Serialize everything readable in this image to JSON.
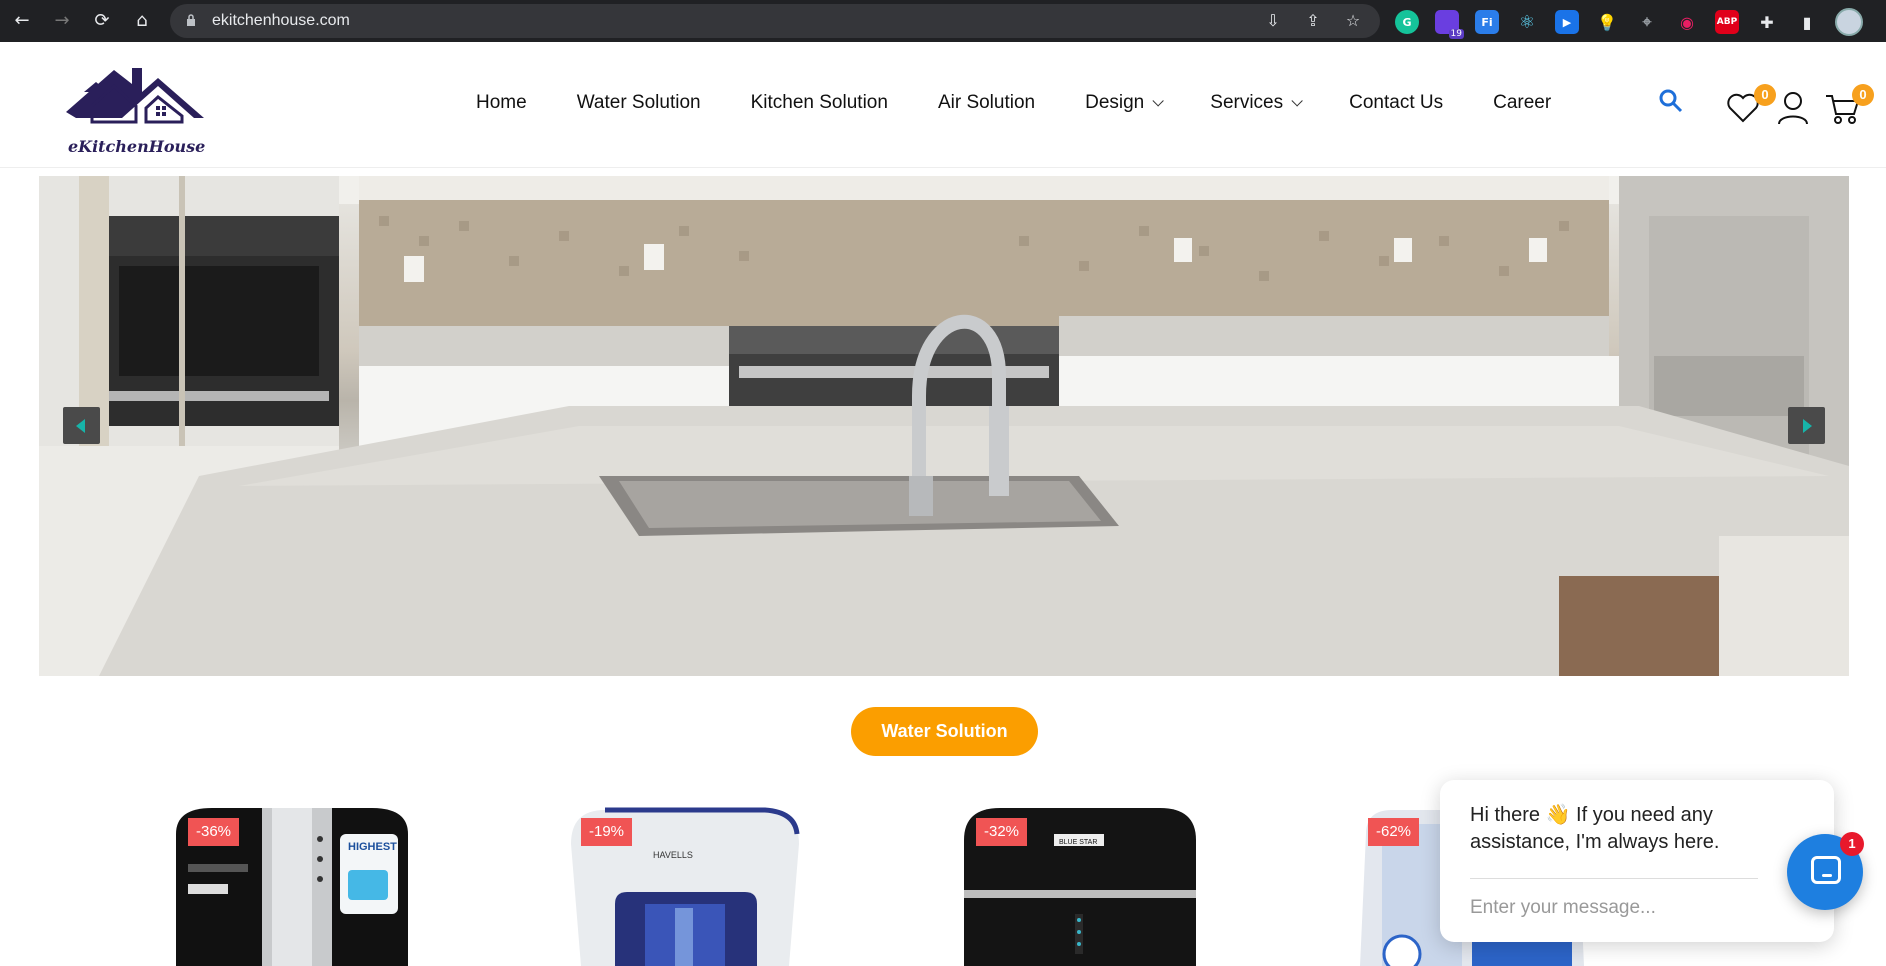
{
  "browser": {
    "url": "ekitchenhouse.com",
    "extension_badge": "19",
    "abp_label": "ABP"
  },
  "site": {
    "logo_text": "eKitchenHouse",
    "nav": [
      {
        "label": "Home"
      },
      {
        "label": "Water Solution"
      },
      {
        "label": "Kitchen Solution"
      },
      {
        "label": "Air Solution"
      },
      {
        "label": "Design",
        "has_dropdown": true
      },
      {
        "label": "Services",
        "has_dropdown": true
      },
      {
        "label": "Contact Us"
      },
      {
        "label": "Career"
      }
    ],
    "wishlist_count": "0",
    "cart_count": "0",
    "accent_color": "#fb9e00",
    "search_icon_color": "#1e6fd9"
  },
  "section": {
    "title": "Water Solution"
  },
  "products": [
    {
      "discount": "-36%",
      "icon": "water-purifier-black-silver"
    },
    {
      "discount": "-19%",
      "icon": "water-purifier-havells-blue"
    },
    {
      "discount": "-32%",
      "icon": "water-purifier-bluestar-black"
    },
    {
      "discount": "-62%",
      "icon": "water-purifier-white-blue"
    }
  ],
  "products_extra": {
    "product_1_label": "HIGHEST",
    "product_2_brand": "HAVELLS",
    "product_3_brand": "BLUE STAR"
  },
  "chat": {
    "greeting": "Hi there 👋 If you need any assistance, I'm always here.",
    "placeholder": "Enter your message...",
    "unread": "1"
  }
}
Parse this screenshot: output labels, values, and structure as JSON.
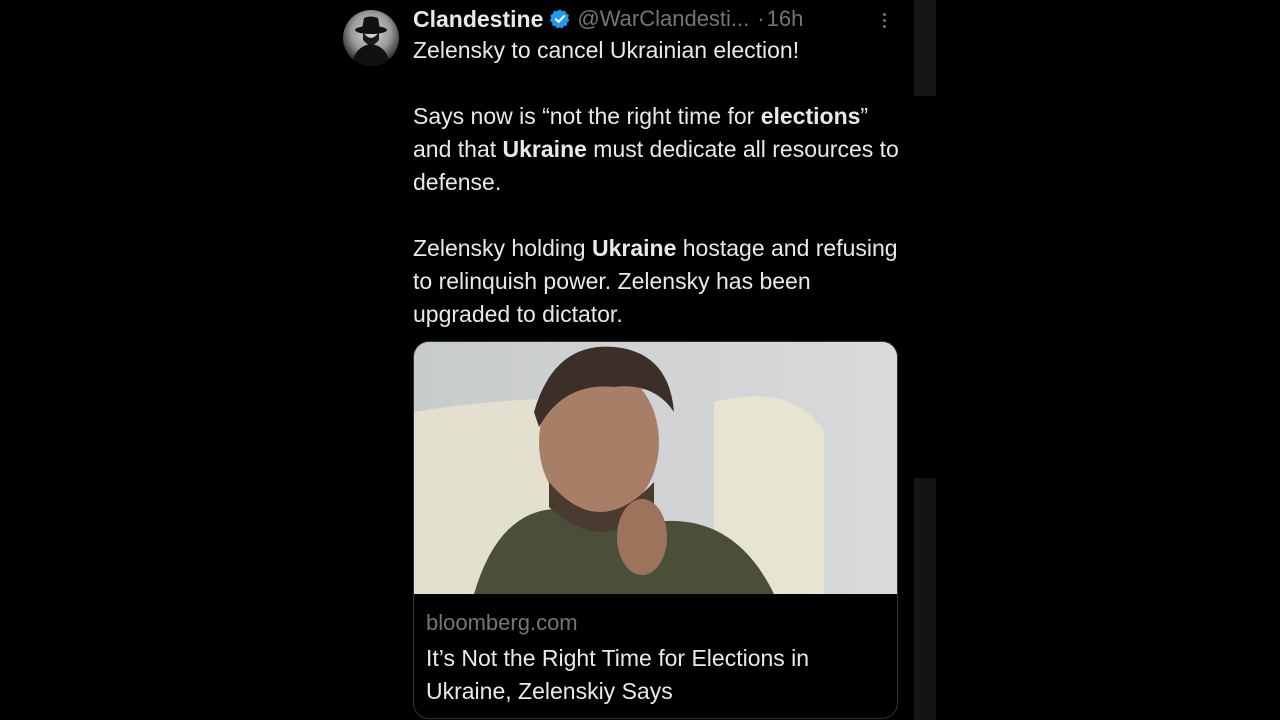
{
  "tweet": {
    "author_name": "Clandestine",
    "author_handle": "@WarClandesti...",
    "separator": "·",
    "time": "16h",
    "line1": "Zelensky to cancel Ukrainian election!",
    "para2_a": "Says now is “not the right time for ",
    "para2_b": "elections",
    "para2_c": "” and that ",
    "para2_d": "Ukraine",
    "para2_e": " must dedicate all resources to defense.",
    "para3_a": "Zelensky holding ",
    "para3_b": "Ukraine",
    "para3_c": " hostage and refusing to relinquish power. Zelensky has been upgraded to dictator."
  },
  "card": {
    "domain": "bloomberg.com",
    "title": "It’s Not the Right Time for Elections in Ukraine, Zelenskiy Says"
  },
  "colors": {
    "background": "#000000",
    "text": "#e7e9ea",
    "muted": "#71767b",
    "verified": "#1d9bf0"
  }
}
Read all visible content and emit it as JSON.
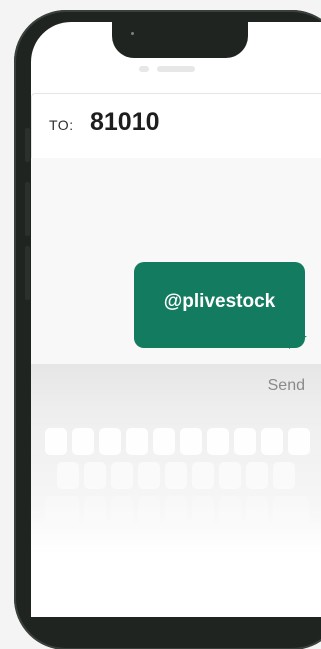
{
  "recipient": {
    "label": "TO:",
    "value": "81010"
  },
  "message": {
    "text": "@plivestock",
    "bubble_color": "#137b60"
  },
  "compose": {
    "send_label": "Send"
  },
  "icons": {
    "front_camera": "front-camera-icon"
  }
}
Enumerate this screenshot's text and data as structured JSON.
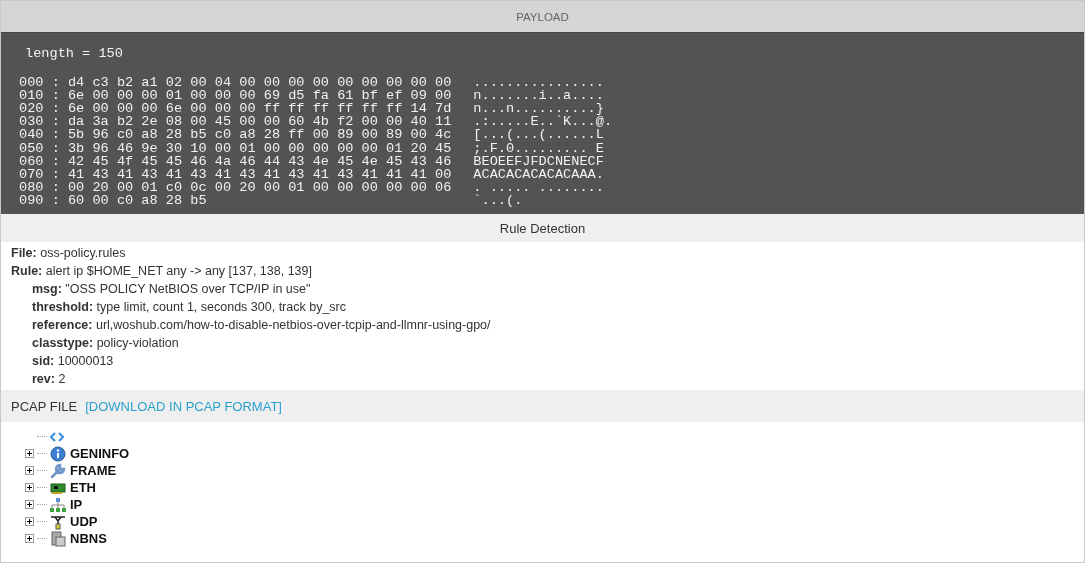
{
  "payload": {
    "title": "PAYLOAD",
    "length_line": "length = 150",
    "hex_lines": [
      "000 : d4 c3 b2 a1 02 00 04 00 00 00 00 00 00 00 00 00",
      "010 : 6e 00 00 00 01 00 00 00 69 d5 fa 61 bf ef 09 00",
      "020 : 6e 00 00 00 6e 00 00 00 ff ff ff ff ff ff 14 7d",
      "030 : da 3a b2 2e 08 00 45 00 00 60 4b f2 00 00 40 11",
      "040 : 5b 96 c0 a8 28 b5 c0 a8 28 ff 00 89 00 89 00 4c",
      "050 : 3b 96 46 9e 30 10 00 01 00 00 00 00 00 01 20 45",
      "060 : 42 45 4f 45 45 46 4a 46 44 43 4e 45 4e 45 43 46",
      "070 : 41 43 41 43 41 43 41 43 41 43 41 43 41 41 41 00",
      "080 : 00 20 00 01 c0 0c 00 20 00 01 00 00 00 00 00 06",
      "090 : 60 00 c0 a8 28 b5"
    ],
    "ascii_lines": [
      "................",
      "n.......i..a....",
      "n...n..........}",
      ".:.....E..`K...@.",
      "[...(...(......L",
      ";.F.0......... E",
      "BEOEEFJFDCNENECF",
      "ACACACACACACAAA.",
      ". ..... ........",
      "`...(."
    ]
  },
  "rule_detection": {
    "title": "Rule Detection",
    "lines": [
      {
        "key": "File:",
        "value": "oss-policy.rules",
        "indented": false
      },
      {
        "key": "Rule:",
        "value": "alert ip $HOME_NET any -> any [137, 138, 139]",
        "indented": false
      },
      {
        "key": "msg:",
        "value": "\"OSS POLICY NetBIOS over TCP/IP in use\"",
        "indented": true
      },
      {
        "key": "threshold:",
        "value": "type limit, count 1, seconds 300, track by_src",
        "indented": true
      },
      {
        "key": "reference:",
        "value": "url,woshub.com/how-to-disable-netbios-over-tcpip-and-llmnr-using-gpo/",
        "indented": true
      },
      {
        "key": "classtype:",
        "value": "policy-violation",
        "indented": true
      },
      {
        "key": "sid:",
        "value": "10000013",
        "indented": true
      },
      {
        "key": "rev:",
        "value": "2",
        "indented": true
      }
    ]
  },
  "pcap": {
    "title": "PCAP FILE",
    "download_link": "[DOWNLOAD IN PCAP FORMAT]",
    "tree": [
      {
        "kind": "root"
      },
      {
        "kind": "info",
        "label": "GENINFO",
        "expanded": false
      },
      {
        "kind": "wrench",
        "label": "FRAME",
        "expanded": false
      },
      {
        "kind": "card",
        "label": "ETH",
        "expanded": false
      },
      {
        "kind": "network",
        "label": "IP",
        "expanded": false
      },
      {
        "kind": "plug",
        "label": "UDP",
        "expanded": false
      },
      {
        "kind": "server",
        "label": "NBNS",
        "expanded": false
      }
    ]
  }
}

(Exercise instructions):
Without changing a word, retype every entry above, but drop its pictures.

(Response area):
Serialize everything readable in this image to JSON.
{
  "browser": {
    "url": "ekitchenhouse.com",
    "extension_badge": "19",
    "abp_label": "ABP"
  },
  "site": {
    "logo_text": "eKitchenHouse",
    "nav": [
      {
        "label": "Home"
      },
      {
        "label": "Water Solution"
      },
      {
        "label": "Kitchen Solution"
      },
      {
        "label": "Air Solution"
      },
      {
        "label": "Design",
        "has_dropdown": true
      },
      {
        "label": "Services",
        "has_dropdown": true
      },
      {
        "label": "Contact Us"
      },
      {
        "label": "Career"
      }
    ],
    "wishlist_count": "0",
    "cart_count": "0",
    "accent_color": "#fb9e00",
    "search_icon_color": "#1e6fd9"
  },
  "section": {
    "title": "Water Solution"
  },
  "products": [
    {
      "discount": "-36%",
      "icon": "water-purifier-black-silver"
    },
    {
      "discount": "-19%",
      "icon": "water-purifier-havells-blue"
    },
    {
      "discount": "-32%",
      "icon": "water-purifier-bluestar-black"
    },
    {
      "discount": "-62%",
      "icon": "water-purifier-white-blue"
    }
  ],
  "products_extra": {
    "product_1_label": "HIGHEST",
    "product_2_brand": "HAVELLS",
    "product_3_brand": "BLUE STAR"
  },
  "chat": {
    "greeting": "Hi there 👋 If you need any assistance, I'm always here.",
    "placeholder": "Enter your message...",
    "unread": "1"
  }
}
Parse this screenshot: output labels, values, and structure as JSON.
{
  "tweet": {
    "author_name": "Clandestine",
    "author_handle": "@WarClandesti...",
    "separator": "·",
    "time": "16h",
    "line1": "Zelensky to cancel Ukrainian election!",
    "para2_a": "Says now is “not the right time for ",
    "para2_b": "elections",
    "para2_c": "” and that ",
    "para2_d": "Ukraine",
    "para2_e": " must dedicate all resources to defense.",
    "para3_a": "Zelensky holding ",
    "para3_b": "Ukraine",
    "para3_c": " hostage and refusing to relinquish power. Zelensky has been upgraded to dictator."
  },
  "card": {
    "domain": "bloomberg.com",
    "title": "It’s Not the Right Time for Elections in Ukraine, Zelenskiy Says"
  },
  "colors": {
    "background": "#000000",
    "text": "#e7e9ea",
    "muted": "#71767b",
    "verified": "#1d9bf0"
  }
}
Read all visible content and emit it as JSON.
{
  "recipient": {
    "label": "TO:",
    "value": "81010"
  },
  "message": {
    "text": "@plivestock",
    "bubble_color": "#137b60"
  },
  "compose": {
    "send_label": "Send"
  },
  "icons": {
    "front_camera": "front-camera-icon"
  }
}
Enumerate this screenshot's text and data as structured JSON.
{
  "payload": {
    "title": "PAYLOAD",
    "length_line": "length = 150",
    "hex_lines": [
      "000 : d4 c3 b2 a1 02 00 04 00 00 00 00 00 00 00 00 00",
      "010 : 6e 00 00 00 01 00 00 00 69 d5 fa 61 bf ef 09 00",
      "020 : 6e 00 00 00 6e 00 00 00 ff ff ff ff ff ff 14 7d",
      "030 : da 3a b2 2e 08 00 45 00 00 60 4b f2 00 00 40 11",
      "040 : 5b 96 c0 a8 28 b5 c0 a8 28 ff 00 89 00 89 00 4c",
      "050 : 3b 96 46 9e 30 10 00 01 00 00 00 00 00 01 20 45",
      "060 : 42 45 4f 45 45 46 4a 46 44 43 4e 45 4e 45 43 46",
      "070 : 41 43 41 43 41 43 41 43 41 43 41 43 41 41 41 00",
      "080 : 00 20 00 01 c0 0c 00 20 00 01 00 00 00 00 00 06",
      "090 : 60 00 c0 a8 28 b5"
    ],
    "ascii_lines": [
      "................",
      "n.......i..a....",
      "n...n..........}",
      ".:.....E..`K...@.",
      "[...(...(......L",
      ";.F.0......... E",
      "BEOEEFJFDCNENECF",
      "ACACACACACACAAA.",
      ". ..... ........",
      "`...(."
    ]
  },
  "rule_detection": {
    "title": "Rule Detection",
    "lines": [
      {
        "key": "File:",
        "value": "oss-policy.rules",
        "indented": false
      },
      {
        "key": "Rule:",
        "value": "alert ip $HOME_NET any -> any [137, 138, 139]",
        "indented": false
      },
      {
        "key": "msg:",
        "value": "\"OSS POLICY NetBIOS over TCP/IP in use\"",
        "indented": true
      },
      {
        "key": "threshold:",
        "value": "type limit, count 1, seconds 300, track by_src",
        "indented": true
      },
      {
        "key": "reference:",
        "value": "url,woshub.com/how-to-disable-netbios-over-tcpip-and-llmnr-using-gpo/",
        "indented": true
      },
      {
        "key": "classtype:",
        "value": "policy-violation",
        "indented": true
      },
      {
        "key": "sid:",
        "value": "10000013",
        "indented": true
      },
      {
        "key": "rev:",
        "value": "2",
        "indented": true
      }
    ]
  },
  "pcap": {
    "title": "PCAP FILE",
    "download_link": "[DOWNLOAD IN PCAP FORMAT]",
    "tree": [
      {
        "kind": "root"
      },
      {
        "kind": "info",
        "label": "GENINFO",
        "expanded": false
      },
      {
        "kind": "wrench",
        "label": "FRAME",
        "expanded": false
      },
      {
        "kind": "card",
        "label": "ETH",
        "expanded": false
      },
      {
        "kind": "network",
        "label": "IP",
        "expanded": false
      },
      {
        "kind": "plug",
        "label": "UDP",
        "expanded": false
      },
      {
        "kind": "server",
        "label": "NBNS",
        "expanded": false
      }
    ]
  }
}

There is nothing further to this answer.